_TRY IT:_ In the records, find every line with the word "this" and copy it out.

(Stored records)
+ + + + +

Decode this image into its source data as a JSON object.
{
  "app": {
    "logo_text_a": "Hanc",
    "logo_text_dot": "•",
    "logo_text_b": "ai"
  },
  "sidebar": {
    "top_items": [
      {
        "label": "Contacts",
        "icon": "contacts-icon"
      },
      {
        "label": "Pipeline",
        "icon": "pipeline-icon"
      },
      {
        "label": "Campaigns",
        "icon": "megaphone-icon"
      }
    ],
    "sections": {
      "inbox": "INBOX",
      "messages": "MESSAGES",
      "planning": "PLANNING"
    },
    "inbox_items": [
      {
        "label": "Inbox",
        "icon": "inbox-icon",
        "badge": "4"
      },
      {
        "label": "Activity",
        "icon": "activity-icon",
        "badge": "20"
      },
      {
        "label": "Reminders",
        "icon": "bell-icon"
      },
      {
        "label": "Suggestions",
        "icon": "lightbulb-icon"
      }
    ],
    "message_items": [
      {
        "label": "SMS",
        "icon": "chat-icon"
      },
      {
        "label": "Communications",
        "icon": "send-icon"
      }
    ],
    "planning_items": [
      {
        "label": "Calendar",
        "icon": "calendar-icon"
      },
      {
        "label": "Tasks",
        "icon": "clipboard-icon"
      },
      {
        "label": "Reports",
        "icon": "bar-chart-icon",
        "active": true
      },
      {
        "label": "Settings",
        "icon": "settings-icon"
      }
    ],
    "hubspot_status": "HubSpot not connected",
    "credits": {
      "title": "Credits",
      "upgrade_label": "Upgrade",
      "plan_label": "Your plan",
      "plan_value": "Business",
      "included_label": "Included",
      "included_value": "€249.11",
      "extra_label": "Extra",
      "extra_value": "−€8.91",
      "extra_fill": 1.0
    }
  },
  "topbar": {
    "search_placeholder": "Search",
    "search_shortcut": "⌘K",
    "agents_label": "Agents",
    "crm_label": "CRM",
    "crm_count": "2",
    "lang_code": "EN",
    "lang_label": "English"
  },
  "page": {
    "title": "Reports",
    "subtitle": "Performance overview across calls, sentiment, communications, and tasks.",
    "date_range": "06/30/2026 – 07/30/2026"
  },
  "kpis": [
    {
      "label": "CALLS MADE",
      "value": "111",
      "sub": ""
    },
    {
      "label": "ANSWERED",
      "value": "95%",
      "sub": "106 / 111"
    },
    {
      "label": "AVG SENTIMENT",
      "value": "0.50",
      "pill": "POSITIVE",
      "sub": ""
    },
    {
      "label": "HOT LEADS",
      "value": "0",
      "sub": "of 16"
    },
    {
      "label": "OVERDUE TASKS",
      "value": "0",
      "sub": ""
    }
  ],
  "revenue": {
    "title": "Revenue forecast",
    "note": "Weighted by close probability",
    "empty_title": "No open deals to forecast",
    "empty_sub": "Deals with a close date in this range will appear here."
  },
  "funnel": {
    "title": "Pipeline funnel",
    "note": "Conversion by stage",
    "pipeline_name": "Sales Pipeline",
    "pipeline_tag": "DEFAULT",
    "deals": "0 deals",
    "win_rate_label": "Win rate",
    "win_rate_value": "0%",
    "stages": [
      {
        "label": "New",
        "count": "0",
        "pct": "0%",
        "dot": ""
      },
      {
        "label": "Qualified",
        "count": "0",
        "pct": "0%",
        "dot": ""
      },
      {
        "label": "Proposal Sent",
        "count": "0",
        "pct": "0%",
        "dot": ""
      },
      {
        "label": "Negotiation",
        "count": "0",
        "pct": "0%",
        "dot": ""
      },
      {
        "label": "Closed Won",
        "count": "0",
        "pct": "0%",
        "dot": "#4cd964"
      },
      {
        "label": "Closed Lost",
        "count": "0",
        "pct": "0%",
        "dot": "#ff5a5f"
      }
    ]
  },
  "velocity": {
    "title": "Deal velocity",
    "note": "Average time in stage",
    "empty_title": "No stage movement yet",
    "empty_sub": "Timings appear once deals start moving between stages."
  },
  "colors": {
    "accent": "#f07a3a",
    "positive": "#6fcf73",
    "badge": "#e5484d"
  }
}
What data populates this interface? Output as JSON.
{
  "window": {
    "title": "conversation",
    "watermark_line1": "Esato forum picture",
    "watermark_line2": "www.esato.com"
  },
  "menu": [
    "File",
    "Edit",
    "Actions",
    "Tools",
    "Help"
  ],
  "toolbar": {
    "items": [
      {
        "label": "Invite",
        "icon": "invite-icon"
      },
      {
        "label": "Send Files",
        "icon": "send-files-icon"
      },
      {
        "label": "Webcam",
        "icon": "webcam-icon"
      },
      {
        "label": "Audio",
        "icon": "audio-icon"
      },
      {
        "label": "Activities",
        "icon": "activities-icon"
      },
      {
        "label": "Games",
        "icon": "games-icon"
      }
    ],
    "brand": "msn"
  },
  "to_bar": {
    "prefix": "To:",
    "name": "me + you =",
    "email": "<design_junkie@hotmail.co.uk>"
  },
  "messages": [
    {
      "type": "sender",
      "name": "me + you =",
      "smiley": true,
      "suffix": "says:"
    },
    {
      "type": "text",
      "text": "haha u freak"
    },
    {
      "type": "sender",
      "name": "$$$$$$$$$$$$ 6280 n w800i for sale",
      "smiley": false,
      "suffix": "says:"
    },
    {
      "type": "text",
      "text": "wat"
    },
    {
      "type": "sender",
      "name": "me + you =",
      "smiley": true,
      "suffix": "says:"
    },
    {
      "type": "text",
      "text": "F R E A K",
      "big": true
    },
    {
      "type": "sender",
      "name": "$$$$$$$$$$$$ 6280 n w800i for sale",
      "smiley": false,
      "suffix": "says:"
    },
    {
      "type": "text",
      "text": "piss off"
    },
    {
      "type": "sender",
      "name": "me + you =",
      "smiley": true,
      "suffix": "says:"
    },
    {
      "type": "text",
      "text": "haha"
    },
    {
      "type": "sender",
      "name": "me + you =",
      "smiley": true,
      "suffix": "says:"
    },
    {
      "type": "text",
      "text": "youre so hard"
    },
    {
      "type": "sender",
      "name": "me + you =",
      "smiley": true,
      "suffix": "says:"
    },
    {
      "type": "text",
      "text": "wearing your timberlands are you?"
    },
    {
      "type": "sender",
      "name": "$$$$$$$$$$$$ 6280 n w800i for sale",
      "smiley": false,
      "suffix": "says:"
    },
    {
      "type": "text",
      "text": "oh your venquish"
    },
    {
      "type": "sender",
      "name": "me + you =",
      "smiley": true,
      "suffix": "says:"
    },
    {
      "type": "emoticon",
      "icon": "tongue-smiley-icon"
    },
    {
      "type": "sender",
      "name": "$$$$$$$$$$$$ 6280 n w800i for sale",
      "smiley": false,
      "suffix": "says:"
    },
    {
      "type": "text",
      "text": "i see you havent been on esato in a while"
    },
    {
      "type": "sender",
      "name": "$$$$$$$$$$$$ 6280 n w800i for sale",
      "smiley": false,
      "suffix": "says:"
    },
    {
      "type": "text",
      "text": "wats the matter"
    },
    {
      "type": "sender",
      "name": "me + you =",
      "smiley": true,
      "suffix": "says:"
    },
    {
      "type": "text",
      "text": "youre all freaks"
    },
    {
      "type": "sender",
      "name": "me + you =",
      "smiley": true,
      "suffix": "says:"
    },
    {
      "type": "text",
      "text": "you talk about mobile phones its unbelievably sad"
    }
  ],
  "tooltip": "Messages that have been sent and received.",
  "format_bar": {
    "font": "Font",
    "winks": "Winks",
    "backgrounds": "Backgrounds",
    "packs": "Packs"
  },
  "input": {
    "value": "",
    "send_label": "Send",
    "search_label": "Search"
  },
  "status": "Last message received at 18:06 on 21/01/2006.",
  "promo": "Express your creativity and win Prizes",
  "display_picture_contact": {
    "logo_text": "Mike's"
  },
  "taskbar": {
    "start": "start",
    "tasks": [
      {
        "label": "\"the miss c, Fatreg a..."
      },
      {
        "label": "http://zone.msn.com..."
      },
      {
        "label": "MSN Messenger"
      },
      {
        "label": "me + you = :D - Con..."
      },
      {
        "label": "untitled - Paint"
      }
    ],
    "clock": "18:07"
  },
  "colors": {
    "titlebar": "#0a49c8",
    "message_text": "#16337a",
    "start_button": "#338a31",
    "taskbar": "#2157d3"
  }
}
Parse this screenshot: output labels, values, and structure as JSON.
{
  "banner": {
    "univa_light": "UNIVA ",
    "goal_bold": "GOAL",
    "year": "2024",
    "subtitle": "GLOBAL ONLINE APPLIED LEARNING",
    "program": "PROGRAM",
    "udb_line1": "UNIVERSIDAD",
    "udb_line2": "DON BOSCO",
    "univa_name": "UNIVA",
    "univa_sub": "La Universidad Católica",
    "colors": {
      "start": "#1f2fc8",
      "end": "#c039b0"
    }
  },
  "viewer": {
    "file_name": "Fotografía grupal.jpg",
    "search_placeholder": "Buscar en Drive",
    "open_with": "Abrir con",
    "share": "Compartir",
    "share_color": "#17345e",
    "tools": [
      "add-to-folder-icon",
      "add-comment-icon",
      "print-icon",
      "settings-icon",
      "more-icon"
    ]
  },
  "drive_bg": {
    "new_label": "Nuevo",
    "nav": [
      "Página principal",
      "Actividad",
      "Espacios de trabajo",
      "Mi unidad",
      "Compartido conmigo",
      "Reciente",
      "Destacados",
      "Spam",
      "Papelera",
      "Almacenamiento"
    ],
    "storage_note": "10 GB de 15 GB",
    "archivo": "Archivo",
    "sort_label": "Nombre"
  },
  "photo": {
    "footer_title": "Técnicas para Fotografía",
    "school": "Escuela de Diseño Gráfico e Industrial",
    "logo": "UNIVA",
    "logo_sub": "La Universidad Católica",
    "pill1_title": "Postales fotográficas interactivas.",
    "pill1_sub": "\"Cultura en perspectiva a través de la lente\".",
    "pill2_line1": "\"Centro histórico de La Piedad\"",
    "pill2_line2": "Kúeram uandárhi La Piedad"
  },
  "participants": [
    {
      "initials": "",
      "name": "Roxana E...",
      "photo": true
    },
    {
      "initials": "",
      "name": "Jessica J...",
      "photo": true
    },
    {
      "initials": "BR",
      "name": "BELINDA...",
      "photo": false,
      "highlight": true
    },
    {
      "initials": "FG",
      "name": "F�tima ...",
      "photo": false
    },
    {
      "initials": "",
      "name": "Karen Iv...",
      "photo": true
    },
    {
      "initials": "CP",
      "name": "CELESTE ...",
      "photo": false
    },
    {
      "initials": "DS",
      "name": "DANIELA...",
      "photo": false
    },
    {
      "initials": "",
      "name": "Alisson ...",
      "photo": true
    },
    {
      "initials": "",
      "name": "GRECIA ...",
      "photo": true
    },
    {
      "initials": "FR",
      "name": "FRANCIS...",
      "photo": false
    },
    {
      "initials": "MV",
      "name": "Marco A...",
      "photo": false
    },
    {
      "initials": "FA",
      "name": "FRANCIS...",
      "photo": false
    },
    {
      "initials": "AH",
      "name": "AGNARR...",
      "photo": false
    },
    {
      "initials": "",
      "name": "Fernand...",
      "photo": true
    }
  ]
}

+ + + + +

_EXERCISE ANSWER:_
Decode this image into its source data as a JSON object.
    "empty_sub": "Deals with a close date in this range will appear here."
What data populates this interface? Output as JSON.
Parse this screenshot: output labels, values, and structure as JSON.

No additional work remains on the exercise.